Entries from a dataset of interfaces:
==========
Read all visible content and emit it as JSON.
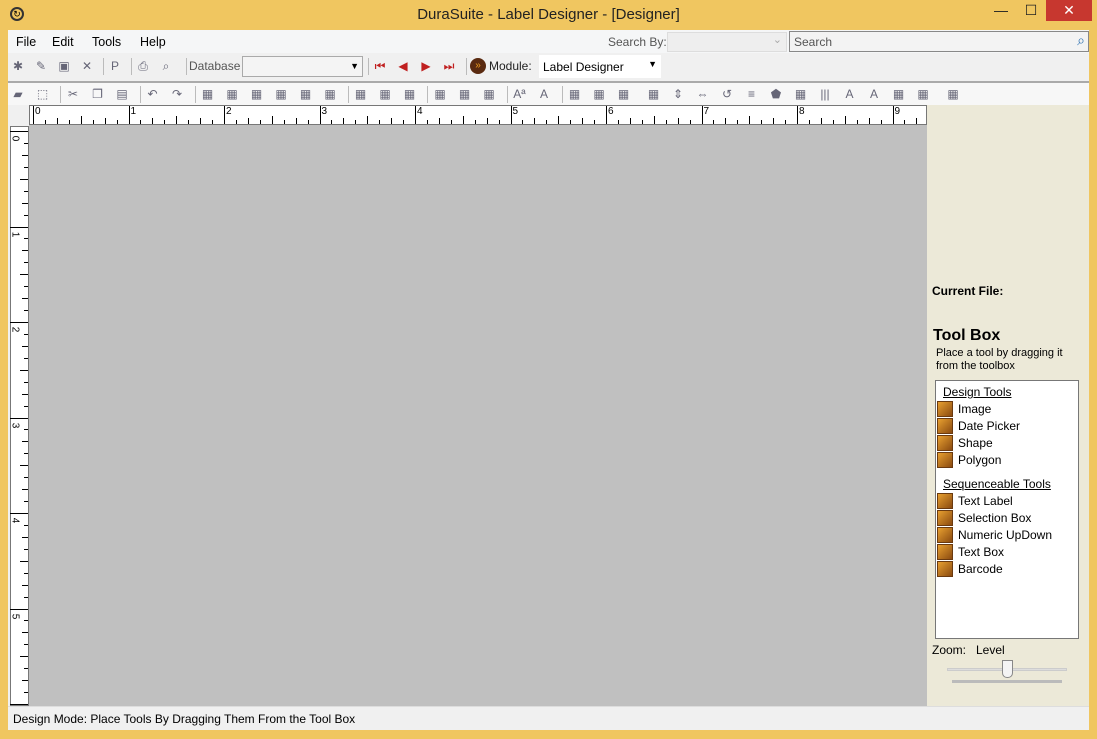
{
  "window": {
    "title": "DuraSuite - Label Designer - [Designer]",
    "minimize": "—",
    "maximize": "☐",
    "close": "✕"
  },
  "menu": [
    "File",
    "Edit",
    "Tools",
    "Help"
  ],
  "search": {
    "search_by_label": "Search By:",
    "search_by_value": "",
    "placeholder": "Search"
  },
  "toolbar1": {
    "database_label": "Database",
    "database_value": "",
    "module_label": "Module:",
    "module_value": "Label Designer",
    "icons": [
      "new-file-icon",
      "edit-icon",
      "save-icon",
      "delete-icon",
      "|",
      "ppe-icon",
      "|",
      "print-icon",
      "print-preview-icon"
    ],
    "nav_icons": [
      "first-record-icon",
      "previous-record-icon",
      "next-record-icon",
      "last-record-icon"
    ]
  },
  "toolbar2": {
    "icons": [
      "open-icon",
      "select-region-icon",
      "|",
      "cut-icon",
      "copy-icon",
      "paste-icon",
      "|",
      "undo-icon",
      "redo-icon",
      "|",
      "properties-icon",
      "snap-grid-icon",
      "center-horizontal-icon",
      "center-vertical-icon",
      "bring-front-icon",
      "send-back-icon",
      "|",
      "align-left-icon",
      "align-center-icon",
      "align-right-icon",
      "|",
      "align-top-icon",
      "align-middle-icon",
      "align-bottom-icon",
      "|",
      "font-size-icon",
      "font-icon",
      "|",
      "text-field-icon",
      "list-icon",
      "image-dropdown-icon",
      "picture-icon",
      "vertical-spacing-icon",
      "horizontal-spacing-icon",
      "rotate-icon",
      "line-icon",
      "polygon-icon",
      "numeric-icon",
      "barcode-icon",
      "text-frame-icon",
      "bold-text-icon",
      "text-label-icon",
      "align-dropdown-icon",
      "database-icon"
    ]
  },
  "ruler": {
    "horizontal": [
      "0",
      "1",
      "2",
      "3",
      "4",
      "5",
      "6",
      "7",
      "8",
      "9"
    ],
    "vertical": [
      "0",
      "1",
      "2",
      "3",
      "4",
      "5"
    ]
  },
  "panel": {
    "current_file_label": "Current File:",
    "current_file_value": "",
    "toolbox_title": "Tool Box",
    "toolbox_hint": "Place a tool by dragging it from the toolbox",
    "groups": [
      {
        "title": "Design Tools",
        "items": [
          "Image",
          "Date Picker",
          "Shape",
          "Polygon"
        ]
      },
      {
        "title": "Sequenceable Tools",
        "items": [
          "Text Label",
          "Selection Box",
          "Numeric UpDown",
          "Text Box",
          "Barcode"
        ]
      }
    ],
    "zoom_label": "Zoom:",
    "zoom_level_label": "Level",
    "zoom_value_percent": 50
  },
  "status": "Design Mode: Place Tools By Dragging Them From the Tool Box"
}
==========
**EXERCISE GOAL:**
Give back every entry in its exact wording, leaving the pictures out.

**EXPECTED ANSWER:**
Read all visible content and emit it as JSON.
{
  "window": {
    "title": "DuraSuite - Label Designer - [Designer]",
    "minimize": "—",
    "maximize": "☐",
    "close": "✕"
  },
  "menu": [
    "File",
    "Edit",
    "Tools",
    "Help"
  ],
  "search": {
    "search_by_label": "Search By:",
    "search_by_value": "",
    "placeholder": "Search"
  },
  "toolbar1": {
    "database_label": "Database",
    "database_value": "",
    "module_label": "Module:",
    "module_value": "Label Designer",
    "icons": [
      "new-file-icon",
      "edit-icon",
      "save-icon",
      "delete-icon",
      "|",
      "ppe-icon",
      "|",
      "print-icon",
      "print-preview-icon"
    ],
    "nav_icons": [
      "first-record-icon",
      "previous-record-icon",
      "next-record-icon",
      "last-record-icon"
    ]
  },
  "toolbar2": {
    "icons": [
      "open-icon",
      "select-region-icon",
      "|",
      "cut-icon",
      "copy-icon",
      "paste-icon",
      "|",
      "undo-icon",
      "redo-icon",
      "|",
      "properties-icon",
      "snap-grid-icon",
      "center-horizontal-icon",
      "center-vertical-icon",
      "bring-front-icon",
      "send-back-icon",
      "|",
      "align-left-icon",
      "align-center-icon",
      "align-right-icon",
      "|",
      "align-top-icon",
      "align-middle-icon",
      "align-bottom-icon",
      "|",
      "font-size-icon",
      "font-icon",
      "|",
      "text-field-icon",
      "list-icon",
      "image-dropdown-icon",
      "picture-icon",
      "vertical-spacing-icon",
      "horizontal-spacing-icon",
      "rotate-icon",
      "line-icon",
      "polygon-icon",
      "numeric-icon",
      "barcode-icon",
      "text-frame-icon",
      "bold-text-icon",
      "text-label-icon",
      "align-dropdown-icon",
      "database-icon"
    ]
  },
  "ruler": {
    "horizontal": [
      "0",
      "1",
      "2",
      "3",
      "4",
      "5",
      "6",
      "7",
      "8",
      "9"
    ],
    "vertical": [
      "0",
      "1",
      "2",
      "3",
      "4",
      "5"
    ]
  },
  "panel": {
    "current_file_label": "Current File:",
    "current_file_value": "",
    "toolbox_title": "Tool Box",
    "toolbox_hint": "Place a tool by dragging it from the toolbox",
    "groups": [
      {
        "title": "Design Tools",
        "items": [
          "Image",
          "Date Picker",
          "Shape",
          "Polygon"
        ]
      },
      {
        "title": "Sequenceable Tools",
        "items": [
          "Text Label",
          "Selection Box",
          "Numeric UpDown",
          "Text Box",
          "Barcode"
        ]
      }
    ],
    "zoom_label": "Zoom:",
    "zoom_level_label": "Level",
    "zoom_value_percent": 50
  },
  "status": "Design Mode: Place Tools By Dragging Them From the Tool Box"
}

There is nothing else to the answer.